Set down each record exactly. Omit the pictures.

▸ **Data provided**:
════════════════
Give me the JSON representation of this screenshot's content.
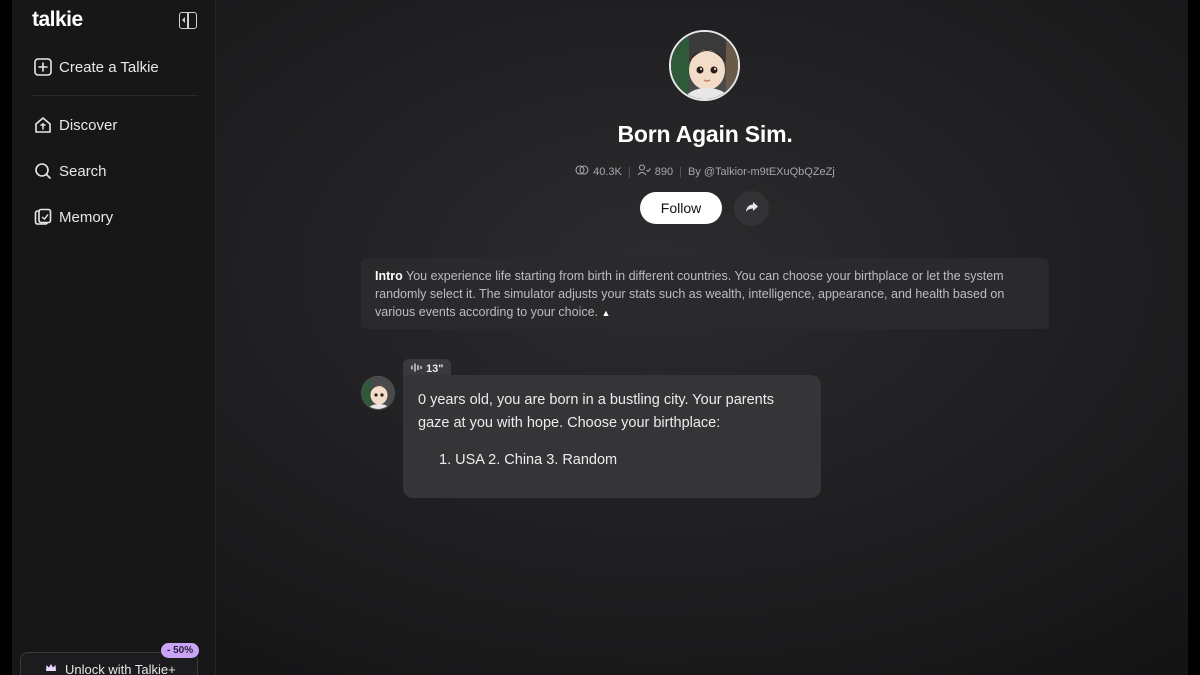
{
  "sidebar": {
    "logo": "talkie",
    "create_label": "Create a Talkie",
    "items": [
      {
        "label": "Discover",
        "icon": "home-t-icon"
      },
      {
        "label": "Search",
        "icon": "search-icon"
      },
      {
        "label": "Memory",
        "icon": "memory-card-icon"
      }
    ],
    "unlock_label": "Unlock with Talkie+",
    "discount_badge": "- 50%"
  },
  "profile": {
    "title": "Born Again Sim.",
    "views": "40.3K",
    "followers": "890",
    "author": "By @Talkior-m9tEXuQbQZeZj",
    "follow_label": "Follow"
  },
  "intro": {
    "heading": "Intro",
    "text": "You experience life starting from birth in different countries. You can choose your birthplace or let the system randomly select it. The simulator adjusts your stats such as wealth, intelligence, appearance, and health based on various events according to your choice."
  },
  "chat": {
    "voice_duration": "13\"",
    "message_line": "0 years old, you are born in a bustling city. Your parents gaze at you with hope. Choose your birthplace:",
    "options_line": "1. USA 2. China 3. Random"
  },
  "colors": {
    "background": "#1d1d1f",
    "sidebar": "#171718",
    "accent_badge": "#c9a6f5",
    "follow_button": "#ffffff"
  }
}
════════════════
▸ **Result for this exercise**:
Give me the JSON representation of this screenshot's content.
{
  "sidebar": {
    "logo": "talkie",
    "create_label": "Create a Talkie",
    "items": [
      {
        "label": "Discover",
        "icon": "home-t-icon"
      },
      {
        "label": "Search",
        "icon": "search-icon"
      },
      {
        "label": "Memory",
        "icon": "memory-card-icon"
      }
    ],
    "unlock_label": "Unlock with Talkie+",
    "discount_badge": "- 50%"
  },
  "profile": {
    "title": "Born Again Sim.",
    "views": "40.3K",
    "followers": "890",
    "author": "By @Talkior-m9tEXuQbQZeZj",
    "follow_label": "Follow"
  },
  "intro": {
    "heading": "Intro",
    "text": "You experience life starting from birth in different countries. You can choose your birthplace or let the system randomly select it. The simulator adjusts your stats such as wealth, intelligence, appearance, and health based on various events according to your choice."
  },
  "chat": {
    "voice_duration": "13\"",
    "message_line": "0 years old, you are born in a bustling city. Your parents gaze at you with hope. Choose your birthplace:",
    "options_line": "1. USA 2. China 3. Random"
  },
  "colors": {
    "background": "#1d1d1f",
    "sidebar": "#171718",
    "accent_badge": "#c9a6f5",
    "follow_button": "#ffffff"
  }
}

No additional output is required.